The screen is not very large when compared with other modern smartphones, and has a comparatively low resolution of 480x360. The capacitive touchscreen was thought to be responsive though, with great multi-touch gesture controls.
As for the interface, the phone was apparently well-integrated with social networks and instant messaging, giving users aggregated feeds in a unified inbox.
Performance-wise, the phone’s 624MHz processor reportedly seemed slow, as did the browser – at least compared to the iPhone 4.
As an all-out business phone, it wouldn’t be fair to compare the BlackBerry Torch to an iPhone 4 or any modern Android device, but if one did, the most obvious disadvantage the Torch has is the lack of apps/games in BlackBerry App World, which are available in their thousands at the Android Market and Apple App Store.
Another disadvantage in the sphere of multimedia and apps is the lack of internal memory, which amounts to 4GB onboard, and a 4GB microSD card that ships with the device, making to 8GB total. This can of course be expanded to 36GB total, with a 32GB microSD card.
As for battery life, the phone is again behind its other BlackBerry siblings, offering 5.5 hours of talk time and 432 hours of standby time with its 1300 mAh battery.
While the 5MP camera is considered sufficient, the lack of a front-facing camera is questionable, as is the lack of HDMI output, though the phone does play quite a few video formats, such as MP4, WMV, H.263 and H.264.
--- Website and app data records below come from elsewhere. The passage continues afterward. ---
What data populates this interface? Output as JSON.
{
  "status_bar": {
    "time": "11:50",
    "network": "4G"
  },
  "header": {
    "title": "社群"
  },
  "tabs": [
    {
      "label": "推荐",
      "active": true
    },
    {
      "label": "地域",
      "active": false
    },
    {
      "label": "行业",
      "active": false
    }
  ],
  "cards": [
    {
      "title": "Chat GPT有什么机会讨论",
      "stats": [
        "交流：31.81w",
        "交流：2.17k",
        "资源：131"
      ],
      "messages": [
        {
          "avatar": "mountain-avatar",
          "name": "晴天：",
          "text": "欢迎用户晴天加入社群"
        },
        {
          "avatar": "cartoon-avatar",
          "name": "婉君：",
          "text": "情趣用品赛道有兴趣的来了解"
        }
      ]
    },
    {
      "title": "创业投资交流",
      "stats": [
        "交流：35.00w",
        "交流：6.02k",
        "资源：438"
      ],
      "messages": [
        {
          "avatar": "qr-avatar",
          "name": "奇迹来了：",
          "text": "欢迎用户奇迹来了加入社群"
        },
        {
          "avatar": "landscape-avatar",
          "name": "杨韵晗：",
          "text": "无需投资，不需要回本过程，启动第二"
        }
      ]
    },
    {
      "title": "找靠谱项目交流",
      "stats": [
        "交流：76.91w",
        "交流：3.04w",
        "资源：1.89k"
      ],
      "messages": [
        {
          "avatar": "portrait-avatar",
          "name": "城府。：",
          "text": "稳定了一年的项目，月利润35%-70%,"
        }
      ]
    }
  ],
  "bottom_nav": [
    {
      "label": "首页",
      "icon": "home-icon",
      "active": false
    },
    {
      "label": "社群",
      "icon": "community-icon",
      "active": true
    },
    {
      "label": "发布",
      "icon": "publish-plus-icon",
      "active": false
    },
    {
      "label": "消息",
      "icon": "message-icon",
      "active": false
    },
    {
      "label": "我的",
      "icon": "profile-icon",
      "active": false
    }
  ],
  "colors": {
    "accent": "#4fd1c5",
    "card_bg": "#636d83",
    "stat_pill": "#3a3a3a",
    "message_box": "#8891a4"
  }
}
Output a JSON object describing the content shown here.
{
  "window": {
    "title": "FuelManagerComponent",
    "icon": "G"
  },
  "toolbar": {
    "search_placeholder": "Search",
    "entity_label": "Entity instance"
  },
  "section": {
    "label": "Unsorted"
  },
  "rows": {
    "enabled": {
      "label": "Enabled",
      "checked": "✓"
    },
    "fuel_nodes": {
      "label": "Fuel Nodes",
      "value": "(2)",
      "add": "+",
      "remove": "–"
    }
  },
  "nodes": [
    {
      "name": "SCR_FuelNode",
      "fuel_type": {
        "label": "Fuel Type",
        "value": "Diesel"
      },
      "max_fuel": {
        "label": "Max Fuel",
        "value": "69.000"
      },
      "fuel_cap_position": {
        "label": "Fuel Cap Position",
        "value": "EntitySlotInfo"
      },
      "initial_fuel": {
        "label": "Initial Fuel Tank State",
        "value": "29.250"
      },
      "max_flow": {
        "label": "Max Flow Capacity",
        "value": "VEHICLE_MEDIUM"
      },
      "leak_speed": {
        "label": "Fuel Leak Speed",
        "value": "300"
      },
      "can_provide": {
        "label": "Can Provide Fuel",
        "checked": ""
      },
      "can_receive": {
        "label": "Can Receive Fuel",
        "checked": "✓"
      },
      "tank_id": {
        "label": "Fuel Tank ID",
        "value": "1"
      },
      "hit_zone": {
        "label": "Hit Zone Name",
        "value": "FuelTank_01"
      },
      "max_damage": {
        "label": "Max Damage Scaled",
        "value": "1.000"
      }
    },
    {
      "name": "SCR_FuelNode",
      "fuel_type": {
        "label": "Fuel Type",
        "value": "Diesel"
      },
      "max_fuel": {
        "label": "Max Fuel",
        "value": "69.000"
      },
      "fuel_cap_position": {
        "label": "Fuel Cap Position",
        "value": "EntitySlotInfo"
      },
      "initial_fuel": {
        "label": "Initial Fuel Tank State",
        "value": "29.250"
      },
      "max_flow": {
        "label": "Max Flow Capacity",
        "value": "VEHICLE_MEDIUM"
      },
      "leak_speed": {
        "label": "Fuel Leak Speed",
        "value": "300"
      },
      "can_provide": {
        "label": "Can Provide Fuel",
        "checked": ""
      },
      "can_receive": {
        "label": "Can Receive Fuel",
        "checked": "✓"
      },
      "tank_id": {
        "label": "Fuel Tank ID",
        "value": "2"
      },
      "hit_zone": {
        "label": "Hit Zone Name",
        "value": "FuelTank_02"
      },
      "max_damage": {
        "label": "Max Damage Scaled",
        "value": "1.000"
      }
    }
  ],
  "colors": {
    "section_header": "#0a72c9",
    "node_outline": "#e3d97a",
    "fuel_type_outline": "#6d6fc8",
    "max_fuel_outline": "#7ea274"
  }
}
Looking at all the above, it seems that RIM has not really got a trump card on its hands, just when it most needed one. Competing against smartphones that might not fit the niche of business readily, BlackBerry either had to choose to focus completely on making its new flagship a business monster, or make it as multi-functional as its competition. By choosing the second route, RIM has taken the more difficult path, competing against established players in the media and apps world. At least though, it doesn't have any antenna issues!